DIRECTIONS:
Pick every line out of the entries below that has the string "false", and copy it.

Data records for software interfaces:
------
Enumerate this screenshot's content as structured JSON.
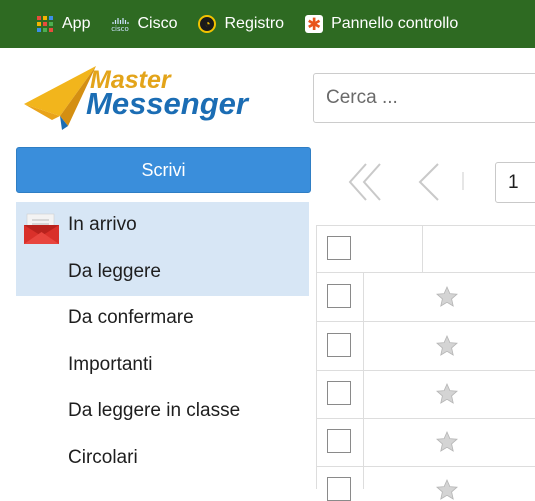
{
  "bookmarks": [
    {
      "label": "App",
      "icon": "apps-grid-icon"
    },
    {
      "label": "Cisco",
      "icon": "cisco-icon",
      "icon_text": "cisco"
    },
    {
      "label": "Registro",
      "icon": "registro-icon"
    },
    {
      "label": "Pannello controllo",
      "icon": "pannello-icon"
    }
  ],
  "logo": {
    "line1": "Master",
    "line2": "Messenger"
  },
  "search": {
    "placeholder": "Cerca ..."
  },
  "compose": {
    "label": "Scrivi"
  },
  "folders": [
    {
      "label": "In arrivo",
      "icon": "envelope-icon",
      "selected": true
    },
    {
      "label": "Da leggere",
      "selected": true
    },
    {
      "label": "Da confermare"
    },
    {
      "label": "Importanti"
    },
    {
      "label": "Da leggere in classe"
    },
    {
      "label": "Circolari"
    }
  ],
  "pagination": {
    "page": "1"
  },
  "colors": {
    "bookmarks_bar": "#2e6a22",
    "accent": "#3a8edb",
    "selection": "#d7e6f5",
    "logo_orange": "#e3a41a",
    "logo_blue": "#1b6db4"
  }
}
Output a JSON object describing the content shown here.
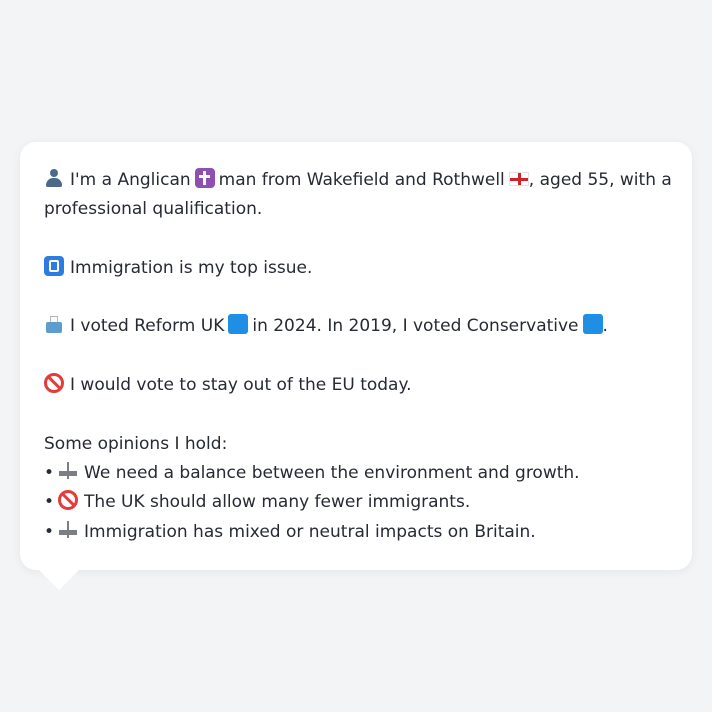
{
  "profile": {
    "line1_a": "I'm a Anglican",
    "line1_b": "man from Wakefield and Rothwell",
    "line1_c": ", aged 55, with a",
    "line1_d": "professional qualification.",
    "top_issue": "Immigration is my top issue.",
    "vote_a": "I voted Reform UK",
    "vote_b": "in 2024. In 2019, I voted Conservative",
    "vote_c": ".",
    "eu": "I would vote to stay out of the EU today.",
    "opinions_heading": "Some opinions I hold:",
    "opinions": [
      {
        "bullet": "•",
        "icon": "balance-scale-icon",
        "text": "We need a balance between the environment and growth."
      },
      {
        "bullet": "•",
        "icon": "prohibited-icon",
        "text": "The UK should allow many fewer immigrants."
      },
      {
        "bullet": "•",
        "icon": "balance-scale-icon",
        "text": "Immigration has mixed or neutral impacts on Britain."
      }
    ]
  },
  "icons": {
    "person": "person-icon",
    "religion": "cross-icon",
    "flag": "england-flag-icon",
    "issue": "passport-control-icon",
    "ballot": "ballot-box-icon",
    "party": "blue-square-icon",
    "eu": "prohibited-icon"
  },
  "colors": {
    "background": "#f3f4f6",
    "bubble": "#ffffff",
    "text": "#262a33"
  }
}
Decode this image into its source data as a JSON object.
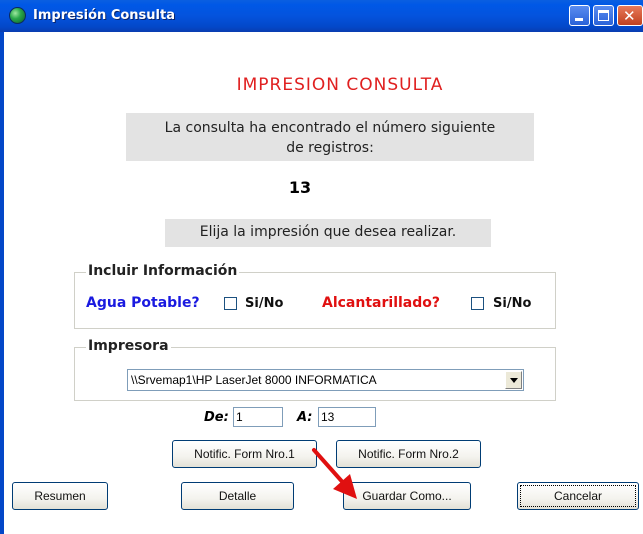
{
  "window": {
    "title": "Impresión Consulta"
  },
  "heading": "IMPRESION CONSULTA",
  "message": {
    "line1": "La consulta ha encontrado el número siguiente",
    "line2": "de registros:"
  },
  "record_count": "13",
  "prompt": "Elija la impresión que desea realizar.",
  "include_info": {
    "legend": "Incluir Información",
    "agua_label": "Agua Potable?",
    "agua_checkbox_label": "Si/No",
    "agua_checked": false,
    "alcant_label": "Alcantarillado?",
    "alcant_checkbox_label": "Si/No",
    "alcant_checked": false
  },
  "printer": {
    "legend": "Impresora",
    "selected": "\\\\Srvemap1\\HP LaserJet 8000 INFORMATICA"
  },
  "range": {
    "from_label": "De:",
    "from_value": "1",
    "to_label": "A:",
    "to_value": "13"
  },
  "buttons": {
    "form1": "Notific. Form Nro.1",
    "form2": "Notific. Form Nro.2",
    "resumen": "Resumen",
    "detalle": "Detalle",
    "guardar": "Guardar Como...",
    "cancelar": "Cancelar"
  },
  "colors": {
    "heading": "#e02020",
    "agua": "#1a1ae0",
    "alcant": "#e01010",
    "annotation_arrow": "#e01010"
  }
}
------
EXERCISE RESULT:
    "agua_checked": false,
    "alcant_checked": false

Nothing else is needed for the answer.